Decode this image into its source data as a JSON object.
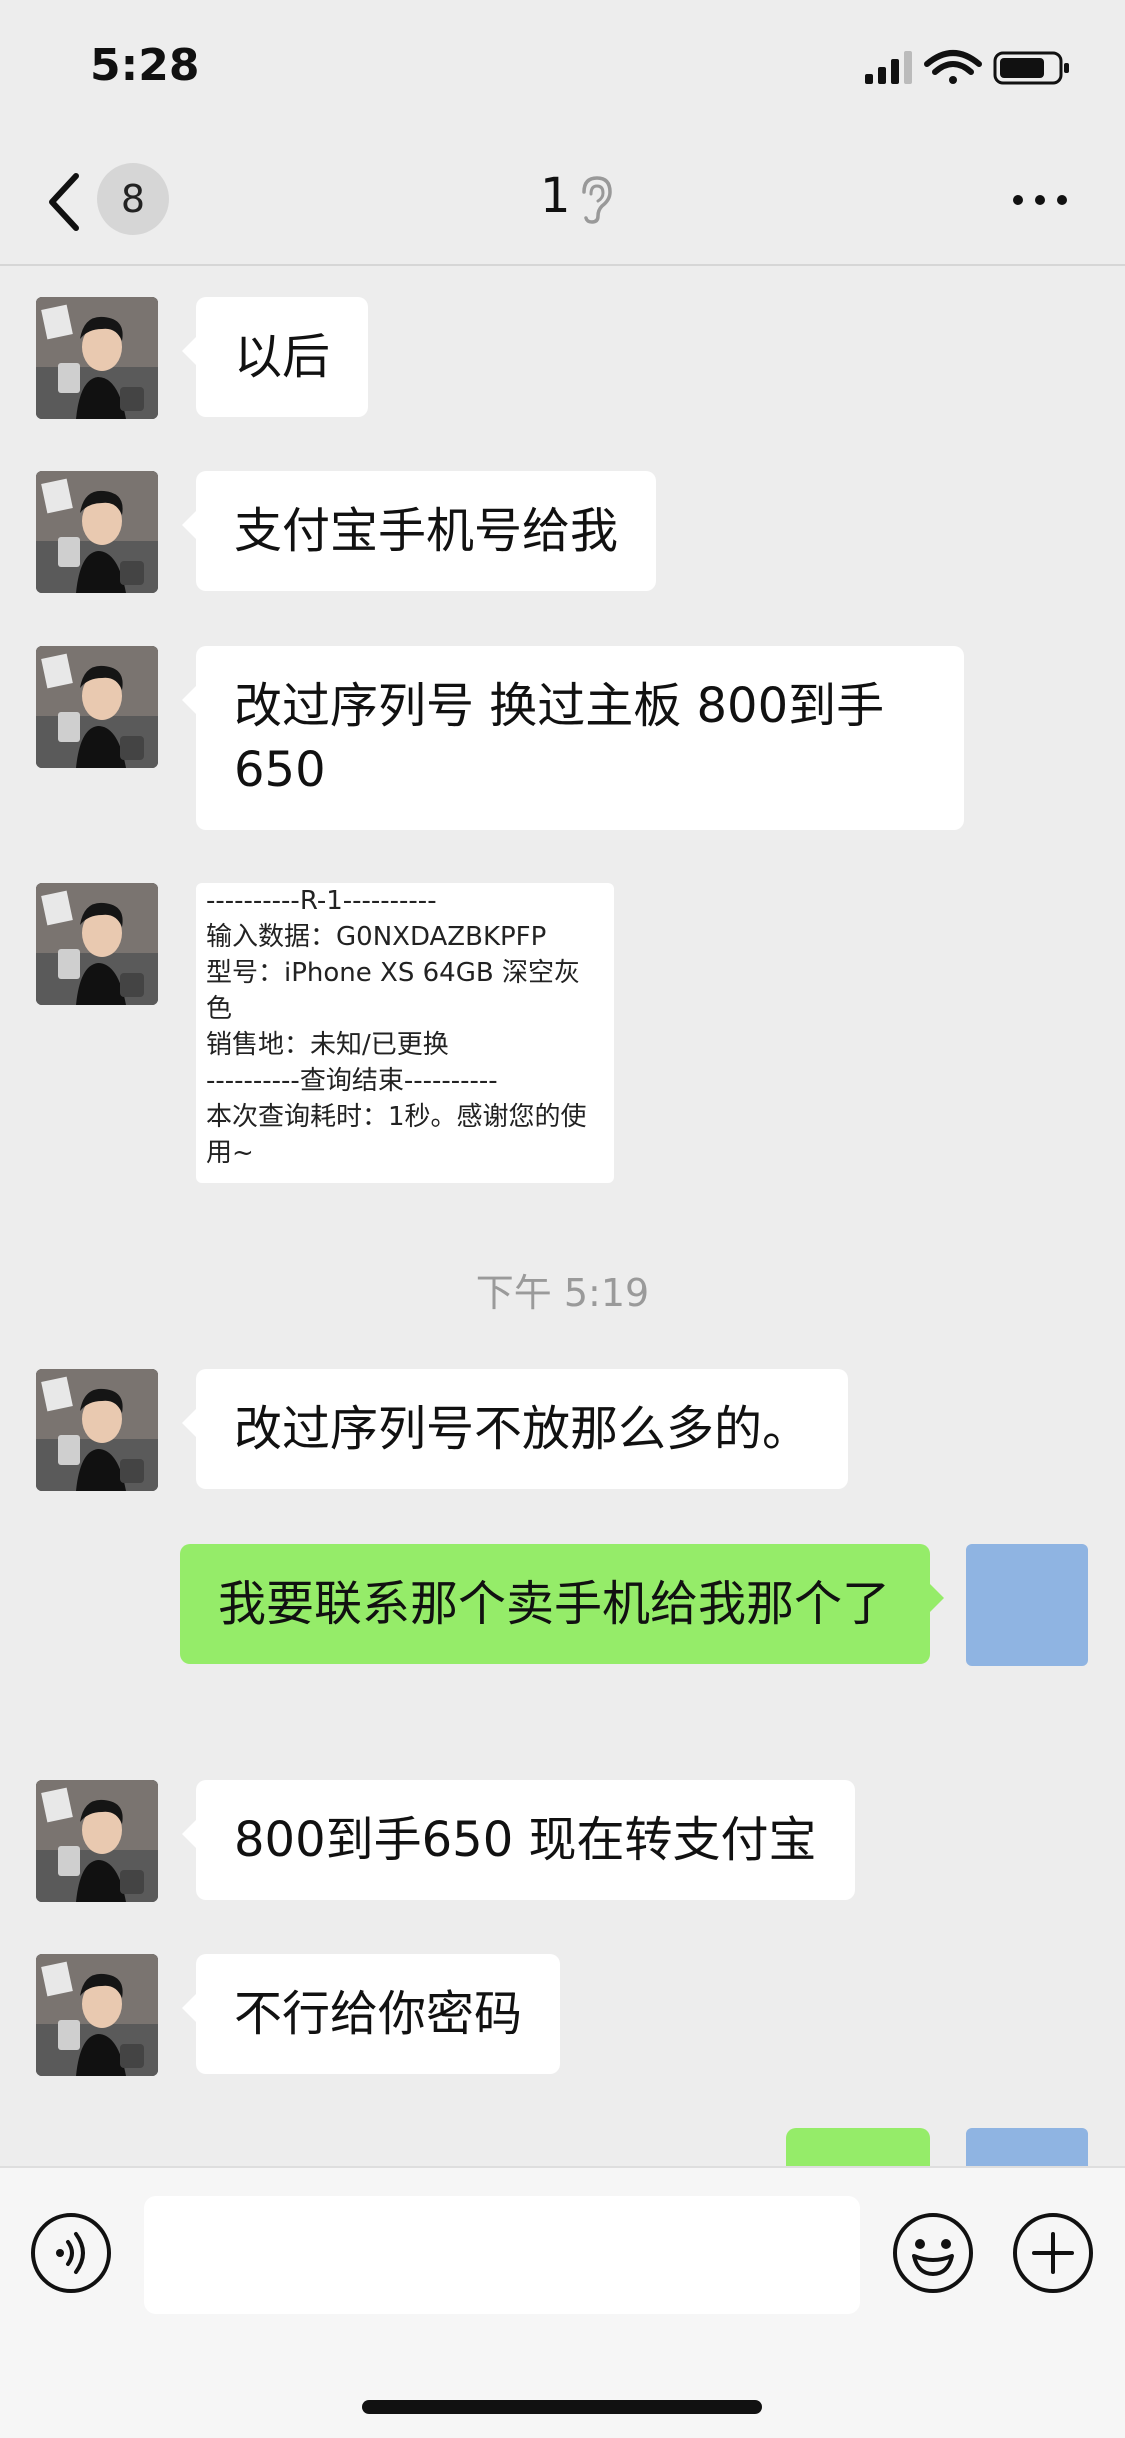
{
  "status_bar": {
    "time": "5:28"
  },
  "nav": {
    "badge": "8",
    "title": "1"
  },
  "messages": [
    {
      "text": "以后"
    },
    {
      "text": "支付宝手机号给我"
    },
    {
      "text": "改过序列号 换过主板 800到手650"
    },
    {
      "image_lines": [
        "----------R-1----------",
        "输入数据：G0NXDAZBKPFP",
        "型号：iPhone XS 64GB 深空灰色",
        "销售地：未知/已更换",
        "----------查询结束----------",
        "本次查询耗时：1秒。感谢您的使用~"
      ]
    },
    {
      "timestamp": "下午 5:19"
    },
    {
      "text": "改过序列号不放那么多的。"
    },
    {
      "text": "我要联系那个卖手机给我那个了"
    },
    {
      "text": "800到手650 现在转支付宝"
    },
    {
      "text": "不行给你密码"
    }
  ],
  "input": {
    "placeholder": ""
  },
  "colors": {
    "bg": "#ededed",
    "incoming": "#ffffff",
    "outgoing": "#95ec69",
    "self_avatar": "#8fb4e2"
  }
}
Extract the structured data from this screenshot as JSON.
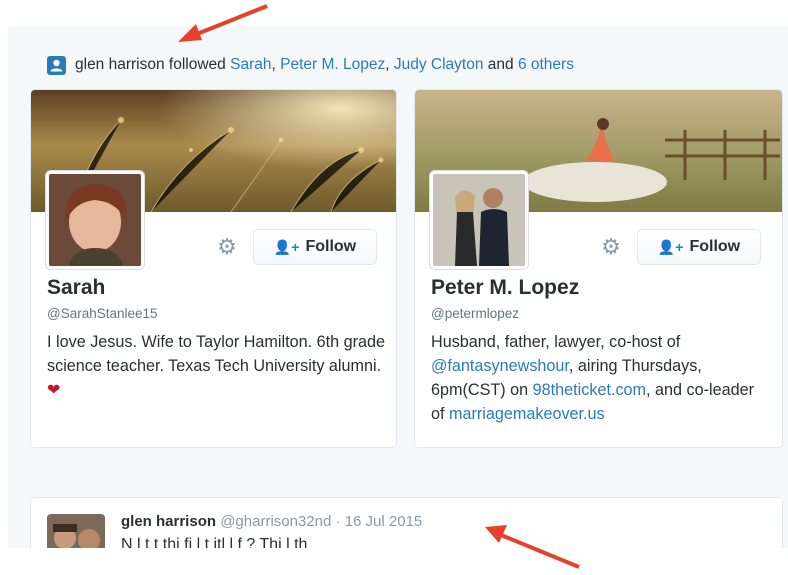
{
  "notice": {
    "actor": "glen harrison",
    "verb": "followed",
    "followed": [
      "Sarah",
      "Peter M. Lopez",
      "Judy Clayton"
    ],
    "and_text": "and",
    "others_link": "6 others"
  },
  "cards": [
    {
      "name": "Sarah",
      "handle": "@SarahStanlee15",
      "follow_label": "Follow",
      "bio": "I love Jesus. Wife to Taylor Hamilton. 6th grade science teacher. Texas Tech University alumni.",
      "bio_emoji": "❤"
    },
    {
      "name": "Peter M. Lopez",
      "handle": "@petermlopez",
      "follow_label": "Follow",
      "bio_parts": {
        "p1": "Husband, father, lawyer, co-host of ",
        "link1": "@fantasynewshour",
        "p2": ", airing Thursdays, 6pm(CST) on ",
        "link2": "98theticket.com",
        "p3": ", and co-leader of ",
        "link3": "marriagemakeover.us"
      }
    }
  ],
  "tweet": {
    "name": "glen harrison",
    "handle": "@gharrison32nd",
    "separator": "·",
    "date": "16 Jul 2015",
    "text_partial": "N      l   t     t        thi       fi    l   t  itl  l          f            ?  Thi   l   th"
  },
  "colors": {
    "link": "#2b7bb9",
    "annotation_arrow": "#e8402a",
    "panel_bg": "#f5f8fa",
    "heart": "#c0182c"
  },
  "icons": [
    "person-icon",
    "gear-icon",
    "add-person-icon",
    "heart-icon",
    "annotation-arrow"
  ]
}
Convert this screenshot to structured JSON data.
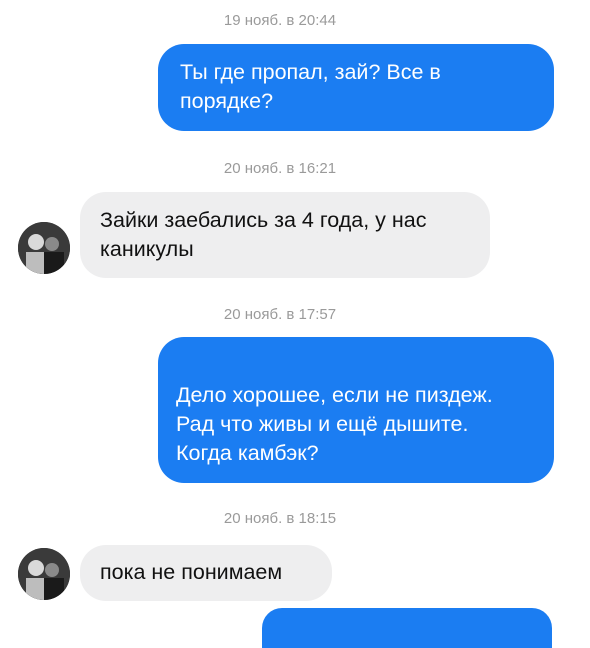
{
  "messages": [
    {
      "timestamp": "19 нояб. в 20:44",
      "direction": "outgoing",
      "text": "Ты где пропал, зай? Все в порядке?"
    },
    {
      "timestamp": "20 нояб. в 16:21",
      "direction": "incoming",
      "text": "Зайки заебались за 4 года, у нас каникулы"
    },
    {
      "timestamp": "20 нояб. в 17:57",
      "direction": "outgoing",
      "text": "Дело хорошее, если не пиздеж. Рад что живы и ещё дышите.\nКогда камбэк?"
    },
    {
      "timestamp": "20 нояб. в 18:15",
      "direction": "incoming",
      "text": "пока не понимаем"
    }
  ],
  "colors": {
    "outgoing_bubble": "#1b7df2",
    "incoming_bubble": "#eeeeef"
  }
}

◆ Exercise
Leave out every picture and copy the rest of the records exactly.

◆ Response to this task
Decode this image into its source data as a JSON object.
{
  "status_bar": {
    "time": "5:28"
  },
  "nav": {
    "badge": "8",
    "title": "1"
  },
  "messages": [
    {
      "text": "以后"
    },
    {
      "text": "支付宝手机号给我"
    },
    {
      "text": "改过序列号 换过主板 800到手650"
    },
    {
      "image_lines": [
        "----------R-1----------",
        "输入数据：G0NXDAZBKPFP",
        "型号：iPhone XS 64GB 深空灰色",
        "销售地：未知/已更换",
        "----------查询结束----------",
        "本次查询耗时：1秒。感谢您的使用~"
      ]
    },
    {
      "timestamp": "下午 5:19"
    },
    {
      "text": "改过序列号不放那么多的。"
    },
    {
      "text": "我要联系那个卖手机给我那个了"
    },
    {
      "text": "800到手650 现在转支付宝"
    },
    {
      "text": "不行给你密码"
    }
  ],
  "input": {
    "placeholder": ""
  },
  "colors": {
    "bg": "#ededed",
    "incoming": "#ffffff",
    "outgoing": "#95ec69",
    "self_avatar": "#8fb4e2"
  }
}
Extract the structured data from this screenshot as JSON.
{
  "notice": {
    "actor": "glen harrison",
    "verb": "followed",
    "followed": [
      "Sarah",
      "Peter M. Lopez",
      "Judy Clayton"
    ],
    "and_text": "and",
    "others_link": "6 others"
  },
  "cards": [
    {
      "name": "Sarah",
      "handle": "@SarahStanlee15",
      "follow_label": "Follow",
      "bio": "I love Jesus. Wife to Taylor Hamilton. 6th grade science teacher. Texas Tech University alumni.",
      "bio_emoji": "❤"
    },
    {
      "name": "Peter M. Lopez",
      "handle": "@petermlopez",
      "follow_label": "Follow",
      "bio_parts": {
        "p1": "Husband, father, lawyer, co-host of ",
        "link1": "@fantasynewshour",
        "p2": ", airing Thursdays, 6pm(CST) on ",
        "link2": "98theticket.com",
        "p3": ", and co-leader of ",
        "link3": "marriagemakeover.us"
      }
    }
  ],
  "tweet": {
    "name": "glen harrison",
    "handle": "@gharrison32nd",
    "separator": "·",
    "date": "16 Jul 2015",
    "text_partial": "N      l   t     t        thi       fi    l   t  itl  l          f            ?  Thi   l   th"
  },
  "colors": {
    "link": "#2b7bb9",
    "annotation_arrow": "#e8402a",
    "panel_bg": "#f5f8fa",
    "heart": "#c0182c"
  },
  "icons": [
    "person-icon",
    "gear-icon",
    "add-person-icon",
    "heart-icon",
    "annotation-arrow"
  ]
}
Convert this screenshot to structured JSON data.
{
  "messages": [
    {
      "timestamp": "19 нояб. в 20:44",
      "direction": "outgoing",
      "text": "Ты где пропал, зай? Все в порядке?"
    },
    {
      "timestamp": "20 нояб. в 16:21",
      "direction": "incoming",
      "text": "Зайки заебались за 4 года, у нас каникулы"
    },
    {
      "timestamp": "20 нояб. в 17:57",
      "direction": "outgoing",
      "text": "Дело хорошее, если не пиздеж. Рад что живы и ещё дышите.\nКогда камбэк?"
    },
    {
      "timestamp": "20 нояб. в 18:15",
      "direction": "incoming",
      "text": "пока не понимаем"
    }
  ],
  "colors": {
    "outgoing_bubble": "#1b7df2",
    "incoming_bubble": "#eeeeef"
  }
}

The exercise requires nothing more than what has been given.